13. “Subject to sections [1103(c) and (d), 1342, and 1344], a fiduciary shall discharge his duties with respect to a plan solely in the interest of the participants and beneficiaries and ․ (D) in accordance with the documents and instruments governing the plan insofar as such documents and instruments are consistent with the provisions of this subchapter and subchapter III of this title.” 29 U.S.C. § 1104(a)(1).
14. Although it is not clear from Kendall's brief, there are two ways of concluding that Kendall as a Plan participant may benefit from revision of the Plan to terminate the Offset elimination or reduction for other Plan participants: (1) Kendall argues that because the Offset is not deducted from benefits paid to Plan participant employees below age twenty-five or who have worked for over fifty years with Avon and deducted in lesser amounts from benefits for those who qualify for the Rule of 85 provision, her Offset is made higher to cover the difference; or (2) If the Offset is eliminated entirely for all Plan participants, assuming that all other provisions of the Plan remain static, Kendall would receive higher benefits because these benefits would not be reduced by the Offset.
15. Although we need not determine whether Kendall was injured by the provisions of the Plan she challenges because she fails to articulate injuries specific to her, we note that the district court was correct in its assessment of Claims II and III. Kendall could not have suffered a cognizable injury as a result of the Offset withholding provision or the Offset termination provision, based on reaching the age of twenty-five or working for fifty years, respectively, because Kendall began work at age thirty and did not work at Avon for fifty years, and therefore she would not have been directly affected by either Plan provision.

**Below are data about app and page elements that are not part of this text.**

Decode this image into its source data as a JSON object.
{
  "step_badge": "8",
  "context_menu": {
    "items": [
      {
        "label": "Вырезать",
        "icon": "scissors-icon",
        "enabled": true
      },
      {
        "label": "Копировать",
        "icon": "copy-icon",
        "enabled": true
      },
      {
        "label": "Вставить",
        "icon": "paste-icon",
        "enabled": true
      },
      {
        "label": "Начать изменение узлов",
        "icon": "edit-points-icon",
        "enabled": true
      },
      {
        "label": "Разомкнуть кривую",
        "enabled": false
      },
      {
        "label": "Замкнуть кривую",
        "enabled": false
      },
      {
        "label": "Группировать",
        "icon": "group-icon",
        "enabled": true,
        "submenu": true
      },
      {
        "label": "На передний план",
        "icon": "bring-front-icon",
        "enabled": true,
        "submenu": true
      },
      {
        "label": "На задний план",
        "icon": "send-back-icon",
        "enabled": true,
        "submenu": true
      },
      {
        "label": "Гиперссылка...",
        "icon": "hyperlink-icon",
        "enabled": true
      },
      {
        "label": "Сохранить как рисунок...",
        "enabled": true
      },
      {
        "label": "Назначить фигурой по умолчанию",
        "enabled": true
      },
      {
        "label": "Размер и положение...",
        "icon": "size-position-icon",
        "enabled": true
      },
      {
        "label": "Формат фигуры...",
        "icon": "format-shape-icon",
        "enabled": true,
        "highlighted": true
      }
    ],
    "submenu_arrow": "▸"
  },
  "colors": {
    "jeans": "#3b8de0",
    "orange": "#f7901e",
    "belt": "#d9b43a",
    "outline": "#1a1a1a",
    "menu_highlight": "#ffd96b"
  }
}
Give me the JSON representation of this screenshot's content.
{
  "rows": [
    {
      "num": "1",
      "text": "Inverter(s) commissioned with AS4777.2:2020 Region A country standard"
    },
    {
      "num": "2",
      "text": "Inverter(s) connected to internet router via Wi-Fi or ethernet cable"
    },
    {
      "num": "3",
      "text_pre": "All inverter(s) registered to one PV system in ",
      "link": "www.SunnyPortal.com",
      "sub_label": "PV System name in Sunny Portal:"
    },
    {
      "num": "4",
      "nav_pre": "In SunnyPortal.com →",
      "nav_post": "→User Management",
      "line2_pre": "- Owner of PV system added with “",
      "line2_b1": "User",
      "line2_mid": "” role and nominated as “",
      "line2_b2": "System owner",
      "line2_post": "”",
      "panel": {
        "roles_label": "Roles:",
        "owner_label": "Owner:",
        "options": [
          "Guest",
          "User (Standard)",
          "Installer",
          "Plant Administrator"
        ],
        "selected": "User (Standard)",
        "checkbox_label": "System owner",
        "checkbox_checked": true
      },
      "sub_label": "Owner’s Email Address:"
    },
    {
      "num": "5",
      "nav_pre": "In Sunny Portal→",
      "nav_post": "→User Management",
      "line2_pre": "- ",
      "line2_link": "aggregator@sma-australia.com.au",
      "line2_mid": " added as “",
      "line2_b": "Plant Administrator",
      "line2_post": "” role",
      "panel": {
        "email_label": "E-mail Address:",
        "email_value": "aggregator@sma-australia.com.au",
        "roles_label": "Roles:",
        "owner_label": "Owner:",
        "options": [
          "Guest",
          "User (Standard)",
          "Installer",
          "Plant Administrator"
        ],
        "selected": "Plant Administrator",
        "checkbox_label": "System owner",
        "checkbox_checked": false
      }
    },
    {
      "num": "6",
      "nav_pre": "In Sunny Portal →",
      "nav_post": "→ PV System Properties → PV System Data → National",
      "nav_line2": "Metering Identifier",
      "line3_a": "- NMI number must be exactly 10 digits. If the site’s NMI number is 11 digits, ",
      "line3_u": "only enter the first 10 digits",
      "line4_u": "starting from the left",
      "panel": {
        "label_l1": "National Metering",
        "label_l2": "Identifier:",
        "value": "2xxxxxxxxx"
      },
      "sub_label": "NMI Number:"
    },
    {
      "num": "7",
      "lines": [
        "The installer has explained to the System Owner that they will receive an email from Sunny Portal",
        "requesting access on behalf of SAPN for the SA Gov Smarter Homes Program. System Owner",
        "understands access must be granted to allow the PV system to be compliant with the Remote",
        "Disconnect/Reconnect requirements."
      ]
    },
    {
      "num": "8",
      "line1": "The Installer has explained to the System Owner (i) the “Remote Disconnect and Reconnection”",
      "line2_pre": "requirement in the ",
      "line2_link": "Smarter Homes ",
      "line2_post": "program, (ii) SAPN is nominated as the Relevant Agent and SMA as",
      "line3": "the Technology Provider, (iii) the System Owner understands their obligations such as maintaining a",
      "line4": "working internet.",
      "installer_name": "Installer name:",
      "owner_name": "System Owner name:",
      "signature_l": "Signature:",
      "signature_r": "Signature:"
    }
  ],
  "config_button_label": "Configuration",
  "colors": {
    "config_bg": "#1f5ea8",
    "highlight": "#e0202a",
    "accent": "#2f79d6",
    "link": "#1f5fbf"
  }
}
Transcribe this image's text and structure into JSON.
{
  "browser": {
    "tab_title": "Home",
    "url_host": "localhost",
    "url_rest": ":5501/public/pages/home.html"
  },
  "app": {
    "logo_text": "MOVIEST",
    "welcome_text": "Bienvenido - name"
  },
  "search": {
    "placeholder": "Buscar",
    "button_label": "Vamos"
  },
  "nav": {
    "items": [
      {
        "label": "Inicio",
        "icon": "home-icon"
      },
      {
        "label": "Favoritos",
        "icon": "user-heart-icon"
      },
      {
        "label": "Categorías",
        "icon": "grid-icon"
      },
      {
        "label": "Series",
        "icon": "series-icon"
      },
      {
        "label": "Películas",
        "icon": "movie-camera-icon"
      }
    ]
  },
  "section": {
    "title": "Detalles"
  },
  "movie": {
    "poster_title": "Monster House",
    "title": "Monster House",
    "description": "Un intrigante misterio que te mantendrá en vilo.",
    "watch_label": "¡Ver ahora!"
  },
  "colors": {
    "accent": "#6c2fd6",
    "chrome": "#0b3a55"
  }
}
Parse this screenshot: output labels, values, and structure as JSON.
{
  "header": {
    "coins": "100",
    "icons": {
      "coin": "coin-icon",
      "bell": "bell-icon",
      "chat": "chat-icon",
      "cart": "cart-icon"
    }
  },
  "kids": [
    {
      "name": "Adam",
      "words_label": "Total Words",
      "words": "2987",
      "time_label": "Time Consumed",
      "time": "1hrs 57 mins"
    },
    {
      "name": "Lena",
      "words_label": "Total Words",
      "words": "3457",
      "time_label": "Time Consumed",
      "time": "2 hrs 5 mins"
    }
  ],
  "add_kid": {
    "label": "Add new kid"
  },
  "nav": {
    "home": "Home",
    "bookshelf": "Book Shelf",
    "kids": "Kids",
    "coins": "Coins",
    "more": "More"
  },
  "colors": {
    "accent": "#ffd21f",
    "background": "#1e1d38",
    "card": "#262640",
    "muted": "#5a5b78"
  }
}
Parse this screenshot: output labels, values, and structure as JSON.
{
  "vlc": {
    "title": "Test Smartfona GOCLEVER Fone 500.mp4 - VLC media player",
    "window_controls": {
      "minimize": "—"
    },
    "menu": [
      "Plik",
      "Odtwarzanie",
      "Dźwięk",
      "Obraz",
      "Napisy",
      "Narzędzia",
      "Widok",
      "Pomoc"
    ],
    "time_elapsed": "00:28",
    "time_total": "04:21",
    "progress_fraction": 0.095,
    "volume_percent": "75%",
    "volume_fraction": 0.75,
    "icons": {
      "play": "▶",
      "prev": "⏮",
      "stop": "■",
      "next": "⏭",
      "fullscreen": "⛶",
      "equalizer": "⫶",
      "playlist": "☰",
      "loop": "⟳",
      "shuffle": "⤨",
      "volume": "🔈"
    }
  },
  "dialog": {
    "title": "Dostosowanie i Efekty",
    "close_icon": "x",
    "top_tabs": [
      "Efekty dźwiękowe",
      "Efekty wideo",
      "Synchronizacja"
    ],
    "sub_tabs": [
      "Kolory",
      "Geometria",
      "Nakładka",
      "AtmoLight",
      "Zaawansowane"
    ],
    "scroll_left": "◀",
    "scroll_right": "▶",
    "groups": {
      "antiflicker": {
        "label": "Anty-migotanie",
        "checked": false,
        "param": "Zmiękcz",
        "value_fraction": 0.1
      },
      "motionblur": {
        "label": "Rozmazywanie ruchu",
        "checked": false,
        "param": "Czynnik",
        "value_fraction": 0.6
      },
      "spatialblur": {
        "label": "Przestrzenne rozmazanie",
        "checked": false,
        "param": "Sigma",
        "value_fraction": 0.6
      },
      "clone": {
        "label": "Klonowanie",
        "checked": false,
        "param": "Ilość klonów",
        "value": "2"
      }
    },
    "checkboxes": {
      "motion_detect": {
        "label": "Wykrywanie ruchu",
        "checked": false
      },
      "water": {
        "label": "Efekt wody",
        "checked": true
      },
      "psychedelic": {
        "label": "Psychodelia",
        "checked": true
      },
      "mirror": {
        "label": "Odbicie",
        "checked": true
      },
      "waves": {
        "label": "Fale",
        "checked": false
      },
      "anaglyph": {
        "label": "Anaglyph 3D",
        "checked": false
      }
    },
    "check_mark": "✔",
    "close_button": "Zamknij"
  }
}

The only effect these provisions would have on Kendall's benefits is a theoretical reduction in benefits to compensate for the increased benefits to qualifying Plan participants. However, as we noted above, these theoretical and unsupported claims are insufficient to confer constitutional standing on Kendall.
16. Finally, Kendall, as a Plan participant who opted to collect early retirement under the Rule of 85, actually benefits from the provision she challenges. Consequently, her interests are not aligned with the class she purports to represent. It is uncertain whether she would “fairly and adequately protect the interests of the class,” and therefore whether class certification for Kendall would be appropriate. Fed.R.Civ.P. 23(a).
WESLEY, Circuit Judge.